High earners are also likely to share this sentiment. Among six-figure earners, 38% love to shop. They’re also the income group most satisfied with their finances (77%).
Limiting retail therapy: Top expert tips on taking your credit card away from your emotions
Your feelings shouldn’t always come with a price tag. To help curb emotion-driven impulse spending, Schulz recommends the following:
- Seek professional help if you need it. When it comes to our vices, we often can’t get better on our own. “There’s no shame in seeking help for emotional overspending,” Schulz says. “It’s never been easier or more affordable to find counseling. After all, emotional spending usually isn’t about the spending itself. There’s some underlying issue driving it, and professional advice can help you get to the bottom of it.”

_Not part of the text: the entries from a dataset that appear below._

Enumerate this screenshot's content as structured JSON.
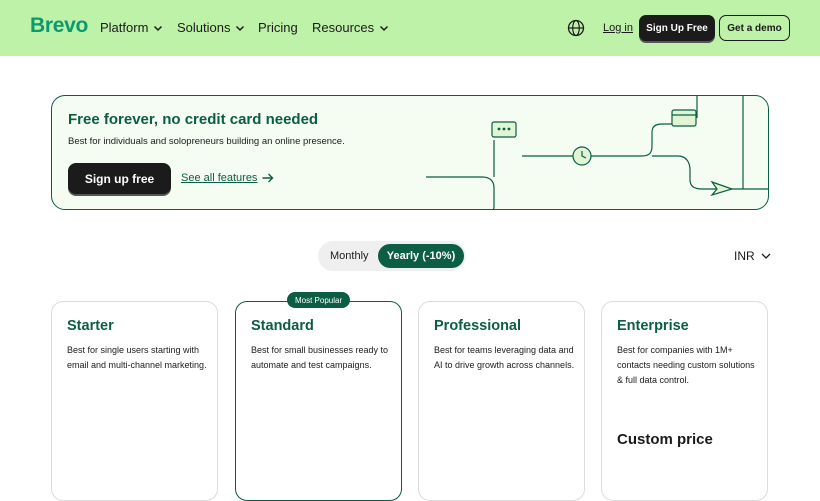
{
  "header": {
    "logo": "Brevo",
    "menu": [
      {
        "label": "Platform",
        "has_dropdown": true
      },
      {
        "label": "Solutions",
        "has_dropdown": true
      },
      {
        "label": "Pricing",
        "has_dropdown": false
      },
      {
        "label": "Resources",
        "has_dropdown": true
      }
    ],
    "globe_icon": "globe-icon",
    "login_label": "Log in",
    "signup_label": "Sign Up Free",
    "demo_label": "Get a demo",
    "bg_color": "#bff2a9"
  },
  "promo": {
    "title": "Free forever, no credit card needed",
    "subtitle": "Best for individuals and solopreneurs building an online presence.",
    "button_label": "Sign up free",
    "link_label": "See all features",
    "accent_color": "#0b5d44"
  },
  "billing": {
    "monthly_label": "Monthly",
    "yearly_label": "Yearly (-10%)",
    "selected": "Yearly (-10%)",
    "currency": "INR"
  },
  "plans": [
    {
      "name": "Starter",
      "description": "Best for single users starting with email and multi-channel marketing.",
      "price": "",
      "badge": ""
    },
    {
      "name": "Standard",
      "description": "Best for small businesses ready to automate and test campaigns.",
      "price": "",
      "badge": "Most Popular"
    },
    {
      "name": "Professional",
      "description": "Best for teams leveraging data and AI to drive growth across channels.",
      "price": "",
      "badge": ""
    },
    {
      "name": "Enterprise",
      "description": "Best for companies with 1M+ contacts needing custom solutions & full data control.",
      "price": "Custom price",
      "badge": ""
    }
  ]
}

- Surround yourself with people who can help. “Your friends and family likely want to help you, but they can’t do it if they don’t know there’s an issue,” Schulz says. “It requires a lot of vulnerability and can be scary, but sharing your struggles with your loved ones can lead to an outpouring of support and help that can be invaluable to you as you work to get your emotional spending under control.”

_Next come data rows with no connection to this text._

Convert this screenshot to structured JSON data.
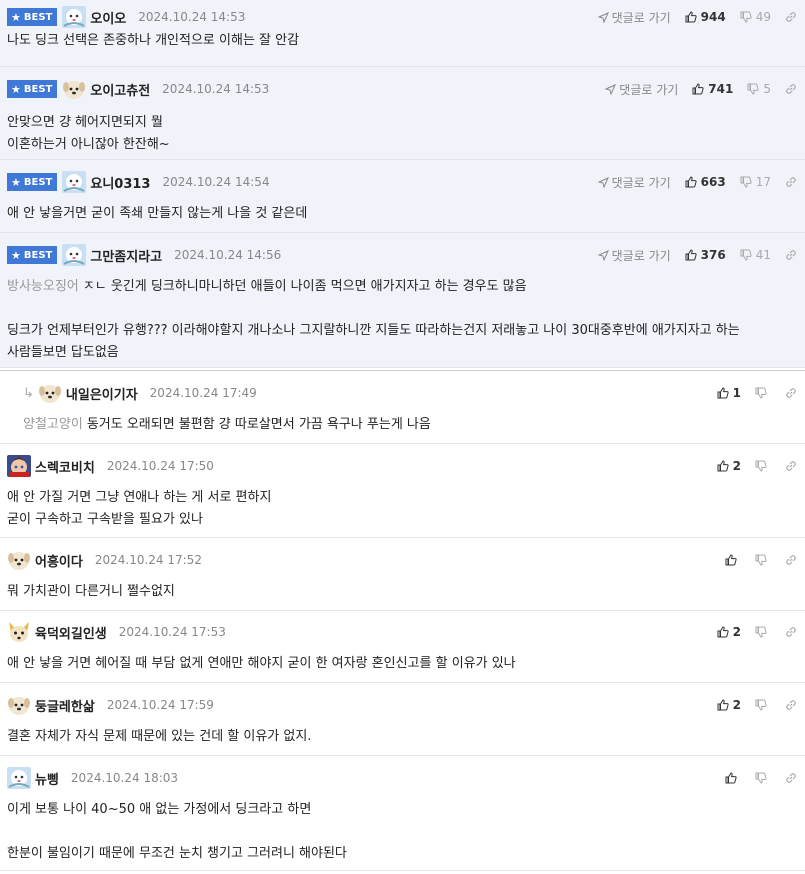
{
  "labels": {
    "best": "BEST",
    "reply_link": "댓글로 가기"
  },
  "comments": [
    {
      "nick": "오이오",
      "date": "2024.10.24 14:53",
      "best": true,
      "up": "944",
      "down": "49",
      "avatar": "snow",
      "lines": [
        "나도 딩크 선택은 존중하나 개인적으로 이해는 잘 안감"
      ]
    },
    {
      "nick": "오이고츄전",
      "date": "2024.10.24 14:53",
      "best": true,
      "up": "741",
      "down": "5",
      "avatar": "dog",
      "lines": [
        "안맞으면 걍 헤어지면되지 뭘",
        "이혼하는거 아니잖아 한잔해~"
      ]
    },
    {
      "nick": "요니0313",
      "date": "2024.10.24 14:54",
      "best": true,
      "up": "663",
      "down": "17",
      "avatar": "snow",
      "lines": [
        "애 안 낳을거면 굳이 족쇄 만들지 않는게 나을 것 같은데"
      ]
    },
    {
      "nick": "그만좀지라고",
      "date": "2024.10.24 14:56",
      "best": true,
      "up": "376",
      "down": "41",
      "avatar": "snow",
      "mention": "방사능오징어",
      "lines": [
        "ㅈㄴ 웃긴게 딩크하니마니하던 애들이 나이좀 먹으면 애가지자고 하는 경우도 많음",
        "",
        "딩크가 언제부터인가 유행??? 이라해야할지 개나소나 그지랄하니깐 지들도 따라하는건지 저래놓고 나이 30대중후반에 애가지자고 하는",
        "사람들보면 답도없음"
      ]
    },
    {
      "nick": "내일은이기자",
      "date": "2024.10.24 17:49",
      "reply": true,
      "up": "1",
      "down": "",
      "avatar": "dog",
      "mention": "양철고양이",
      "lines": [
        "동거도 오래되면 불편함 걍 따로살면서 가끔 욕구나 푸는게 나음"
      ]
    },
    {
      "nick": "스렉코비치",
      "date": "2024.10.24 17:50",
      "up": "2",
      "down": "",
      "avatar": "anime",
      "lines": [
        "애 안 가질 거면 그냥 연애나 하는 게 서로 편하지",
        "굳이 구속하고 구속받을 필요가 있나"
      ]
    },
    {
      "nick": "어흥이다",
      "date": "2024.10.24 17:52",
      "up": "",
      "down": "",
      "avatar": "dog",
      "lines": [
        "뭐 가치관이 다른거니 쩔수없지"
      ]
    },
    {
      "nick": "육덕외길인생",
      "date": "2024.10.24 17:53",
      "up": "2",
      "down": "",
      "avatar": "fox",
      "lines": [
        "애 안 낳을 거면 헤어질 때 부담 없게 연애만 해야지 굳이 한 여자랑 혼인신고를 할 이유가 있나"
      ]
    },
    {
      "nick": "둥글레한삶",
      "date": "2024.10.24 17:59",
      "up": "2",
      "down": "",
      "avatar": "dog",
      "lines": [
        "결혼 자체가 자식 문제 때문에 있는 건데 할 이유가 없지."
      ]
    },
    {
      "nick": "뉴삥",
      "date": "2024.10.24 18:03",
      "up": "",
      "down": "",
      "avatar": "snow",
      "lines": [
        "이게 보통 나이 40~50 애 없는 가정에서 딩크라고 하면",
        "",
        "한분이 불임이기 때문에 무조건 눈치 챙기고 그러려니 해야된다"
      ]
    }
  ]
}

- Budgets and lists can set guardrails. “Emotional spending is typically impulse spending, and budgets and shopping lists are simple and effective ways to battle that urge,” he says. “They’re not foolproof by any stretch of the imagination, but just having them can help. For example, making a list before shopping can change the vibe of the trip. You’re no longer browsing, you’re on a mission to find specific things you need. Just that change of mindset can help you avoid impulse buying.”
LendingTree commissioned QuestionPro to conduct an online survey of 1,950 U.S. consumers ages 18 to 77 from Aug. 18-22, 2023. The survey was administered using a nonprobability-based sample, and quotas were used to ensure the sample base represented the overall population. Researchers reviewed all responses for quality control.
We defined generations as the following ages in 2023:
- Generation Z: 18 to 26
- Millennial: 27 to 42
- Generation X: 43 to 58
- Baby boomer: 59 to 77